President Trump said explicitly that recognizing Jerusalem and moving the embassy do not in any way determine the borders and the U.S. supports the two-state solution – if it is acceptable to both sides.

The Palestinian response ignored these two statements, which in practice say that as far as the final agreement is concerned, the Trump administration’s stance is not significantly different than the position of previous American administrations.

A responsible Palestinian leadership that strives to reach an agreed upon solution and does not make do with aggressive rhetoric could have seized on these statements.

Only the Palestinian unwillingness to understand that if a solution is found, it will realistically have to be a compromise formula and not the fulfillment of all their demands, prevented the Palestinian leadership from relating to these aspects of Trump’s speech.

Instead, the Palestinian leadership attacked the U.S. and its president, declared that America cannot be an honest broker, and announced that Trump’s speech irreversibly buried the two-state solution.

The roots of this response, which joined a long list of historic missed Palestinian opportunities, can be found in the inability to live with compromise, which characterizes the Arab political discourse in general.

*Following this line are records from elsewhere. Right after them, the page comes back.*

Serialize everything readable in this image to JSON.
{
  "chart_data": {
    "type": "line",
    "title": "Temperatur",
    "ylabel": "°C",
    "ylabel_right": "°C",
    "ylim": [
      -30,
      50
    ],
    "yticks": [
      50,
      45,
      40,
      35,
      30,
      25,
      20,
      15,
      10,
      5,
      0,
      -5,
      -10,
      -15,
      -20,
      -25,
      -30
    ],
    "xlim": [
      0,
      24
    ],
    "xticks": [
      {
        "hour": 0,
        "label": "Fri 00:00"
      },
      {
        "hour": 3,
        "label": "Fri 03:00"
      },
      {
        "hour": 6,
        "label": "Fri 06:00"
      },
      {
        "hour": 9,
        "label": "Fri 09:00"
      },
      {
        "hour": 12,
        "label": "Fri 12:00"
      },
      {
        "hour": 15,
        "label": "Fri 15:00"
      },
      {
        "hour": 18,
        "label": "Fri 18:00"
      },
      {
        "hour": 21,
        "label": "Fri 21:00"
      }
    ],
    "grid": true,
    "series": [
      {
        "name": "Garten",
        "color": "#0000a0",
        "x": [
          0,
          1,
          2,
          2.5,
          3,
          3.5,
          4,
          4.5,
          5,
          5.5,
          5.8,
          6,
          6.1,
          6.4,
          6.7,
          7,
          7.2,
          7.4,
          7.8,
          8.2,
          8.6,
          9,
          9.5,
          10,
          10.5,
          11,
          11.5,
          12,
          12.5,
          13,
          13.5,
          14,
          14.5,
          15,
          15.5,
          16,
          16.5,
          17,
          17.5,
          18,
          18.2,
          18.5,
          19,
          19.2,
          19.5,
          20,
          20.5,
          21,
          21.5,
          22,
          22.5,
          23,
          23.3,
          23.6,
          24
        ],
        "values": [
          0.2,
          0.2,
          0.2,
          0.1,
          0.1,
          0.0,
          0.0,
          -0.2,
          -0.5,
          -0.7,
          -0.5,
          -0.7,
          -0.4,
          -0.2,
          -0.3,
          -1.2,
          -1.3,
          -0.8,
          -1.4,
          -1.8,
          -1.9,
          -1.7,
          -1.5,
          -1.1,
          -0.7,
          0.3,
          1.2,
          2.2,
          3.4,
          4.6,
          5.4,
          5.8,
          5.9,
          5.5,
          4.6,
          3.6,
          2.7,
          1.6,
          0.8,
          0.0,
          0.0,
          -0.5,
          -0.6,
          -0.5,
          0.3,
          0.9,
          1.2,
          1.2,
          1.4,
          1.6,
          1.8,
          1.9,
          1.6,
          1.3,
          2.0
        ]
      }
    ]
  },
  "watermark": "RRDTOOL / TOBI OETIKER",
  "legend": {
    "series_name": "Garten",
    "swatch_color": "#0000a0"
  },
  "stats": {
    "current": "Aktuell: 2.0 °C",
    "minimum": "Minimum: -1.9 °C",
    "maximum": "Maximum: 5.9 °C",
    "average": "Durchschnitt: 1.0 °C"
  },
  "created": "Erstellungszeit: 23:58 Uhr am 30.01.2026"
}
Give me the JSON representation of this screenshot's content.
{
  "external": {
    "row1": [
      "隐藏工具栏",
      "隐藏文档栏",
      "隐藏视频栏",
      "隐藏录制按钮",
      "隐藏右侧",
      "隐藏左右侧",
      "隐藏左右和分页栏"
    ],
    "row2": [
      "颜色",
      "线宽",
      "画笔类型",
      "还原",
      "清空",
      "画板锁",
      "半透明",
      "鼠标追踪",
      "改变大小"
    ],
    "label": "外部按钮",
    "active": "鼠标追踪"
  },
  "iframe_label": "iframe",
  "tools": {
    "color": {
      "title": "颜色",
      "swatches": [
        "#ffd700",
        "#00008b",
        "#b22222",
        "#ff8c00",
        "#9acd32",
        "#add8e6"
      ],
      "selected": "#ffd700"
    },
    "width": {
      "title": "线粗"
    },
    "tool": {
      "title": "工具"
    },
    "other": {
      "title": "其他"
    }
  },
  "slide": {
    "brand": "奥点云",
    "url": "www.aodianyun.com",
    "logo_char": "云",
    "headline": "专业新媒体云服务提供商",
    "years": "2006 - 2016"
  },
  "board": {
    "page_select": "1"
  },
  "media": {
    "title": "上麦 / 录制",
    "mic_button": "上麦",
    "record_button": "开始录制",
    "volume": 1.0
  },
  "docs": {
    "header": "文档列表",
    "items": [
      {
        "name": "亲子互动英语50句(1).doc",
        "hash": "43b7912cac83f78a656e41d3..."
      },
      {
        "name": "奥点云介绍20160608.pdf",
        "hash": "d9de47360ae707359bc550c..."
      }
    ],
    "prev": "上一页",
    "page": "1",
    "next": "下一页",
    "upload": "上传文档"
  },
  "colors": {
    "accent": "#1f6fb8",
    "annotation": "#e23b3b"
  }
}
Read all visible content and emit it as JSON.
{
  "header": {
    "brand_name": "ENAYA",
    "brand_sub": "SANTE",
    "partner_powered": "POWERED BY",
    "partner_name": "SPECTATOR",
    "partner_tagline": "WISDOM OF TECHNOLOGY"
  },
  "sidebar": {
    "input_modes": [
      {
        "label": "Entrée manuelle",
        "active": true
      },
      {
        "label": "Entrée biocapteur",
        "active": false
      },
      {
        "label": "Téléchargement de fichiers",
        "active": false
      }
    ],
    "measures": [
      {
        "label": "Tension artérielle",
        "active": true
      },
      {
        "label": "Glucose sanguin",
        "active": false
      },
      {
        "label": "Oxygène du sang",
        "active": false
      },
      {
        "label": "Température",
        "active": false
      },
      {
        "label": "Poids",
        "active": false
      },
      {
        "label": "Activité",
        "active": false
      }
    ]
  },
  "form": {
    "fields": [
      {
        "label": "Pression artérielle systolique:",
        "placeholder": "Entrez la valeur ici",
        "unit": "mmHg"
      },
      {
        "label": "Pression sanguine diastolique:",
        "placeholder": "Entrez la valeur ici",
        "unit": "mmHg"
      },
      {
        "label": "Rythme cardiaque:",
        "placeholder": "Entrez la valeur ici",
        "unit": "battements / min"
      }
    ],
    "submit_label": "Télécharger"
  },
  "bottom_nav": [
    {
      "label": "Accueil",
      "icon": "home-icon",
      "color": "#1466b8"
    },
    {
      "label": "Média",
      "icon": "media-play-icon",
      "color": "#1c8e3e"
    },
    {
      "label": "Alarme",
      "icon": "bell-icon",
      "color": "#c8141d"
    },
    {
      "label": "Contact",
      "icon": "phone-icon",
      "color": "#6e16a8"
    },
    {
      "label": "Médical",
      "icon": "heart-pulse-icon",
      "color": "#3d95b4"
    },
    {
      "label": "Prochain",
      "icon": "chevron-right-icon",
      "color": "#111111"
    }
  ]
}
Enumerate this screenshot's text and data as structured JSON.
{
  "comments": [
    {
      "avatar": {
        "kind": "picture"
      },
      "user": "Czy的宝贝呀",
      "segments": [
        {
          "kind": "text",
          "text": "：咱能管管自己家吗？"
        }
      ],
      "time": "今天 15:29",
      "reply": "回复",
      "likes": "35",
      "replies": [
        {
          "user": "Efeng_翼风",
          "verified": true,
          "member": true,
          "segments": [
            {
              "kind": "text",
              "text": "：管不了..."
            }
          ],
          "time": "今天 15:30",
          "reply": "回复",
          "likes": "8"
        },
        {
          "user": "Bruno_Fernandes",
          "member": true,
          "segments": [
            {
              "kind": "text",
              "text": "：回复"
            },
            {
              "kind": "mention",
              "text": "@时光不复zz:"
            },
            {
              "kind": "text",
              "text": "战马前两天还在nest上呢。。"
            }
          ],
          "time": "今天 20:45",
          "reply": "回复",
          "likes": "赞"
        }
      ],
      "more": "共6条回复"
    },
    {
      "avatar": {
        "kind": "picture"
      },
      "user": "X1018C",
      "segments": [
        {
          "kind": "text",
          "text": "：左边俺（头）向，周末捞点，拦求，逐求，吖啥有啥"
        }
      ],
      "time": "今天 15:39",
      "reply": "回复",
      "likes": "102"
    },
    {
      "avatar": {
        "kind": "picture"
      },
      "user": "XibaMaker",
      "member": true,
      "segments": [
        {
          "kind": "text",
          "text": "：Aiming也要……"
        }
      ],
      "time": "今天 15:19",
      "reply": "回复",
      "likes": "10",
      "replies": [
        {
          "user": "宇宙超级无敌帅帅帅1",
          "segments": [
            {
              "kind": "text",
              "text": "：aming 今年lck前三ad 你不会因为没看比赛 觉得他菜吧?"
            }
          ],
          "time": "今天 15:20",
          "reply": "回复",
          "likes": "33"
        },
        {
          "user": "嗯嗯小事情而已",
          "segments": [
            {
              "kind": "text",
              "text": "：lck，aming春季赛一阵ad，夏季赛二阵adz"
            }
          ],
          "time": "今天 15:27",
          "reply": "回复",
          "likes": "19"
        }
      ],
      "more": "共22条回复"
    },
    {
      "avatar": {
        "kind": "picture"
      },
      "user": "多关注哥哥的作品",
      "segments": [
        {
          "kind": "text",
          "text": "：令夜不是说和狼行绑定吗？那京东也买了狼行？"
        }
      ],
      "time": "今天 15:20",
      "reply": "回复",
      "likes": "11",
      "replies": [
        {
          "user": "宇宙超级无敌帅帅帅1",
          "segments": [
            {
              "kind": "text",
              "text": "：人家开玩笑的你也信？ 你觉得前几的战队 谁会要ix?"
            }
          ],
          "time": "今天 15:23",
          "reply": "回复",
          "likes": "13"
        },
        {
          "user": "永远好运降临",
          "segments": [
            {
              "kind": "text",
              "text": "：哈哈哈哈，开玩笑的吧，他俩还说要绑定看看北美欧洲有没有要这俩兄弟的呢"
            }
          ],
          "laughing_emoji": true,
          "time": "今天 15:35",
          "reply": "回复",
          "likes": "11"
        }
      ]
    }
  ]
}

The writer, professor emeritus of political science at the Hebrew University of Jerusalem, served as director-general of Israel’s Ministry of Foreign Affairs.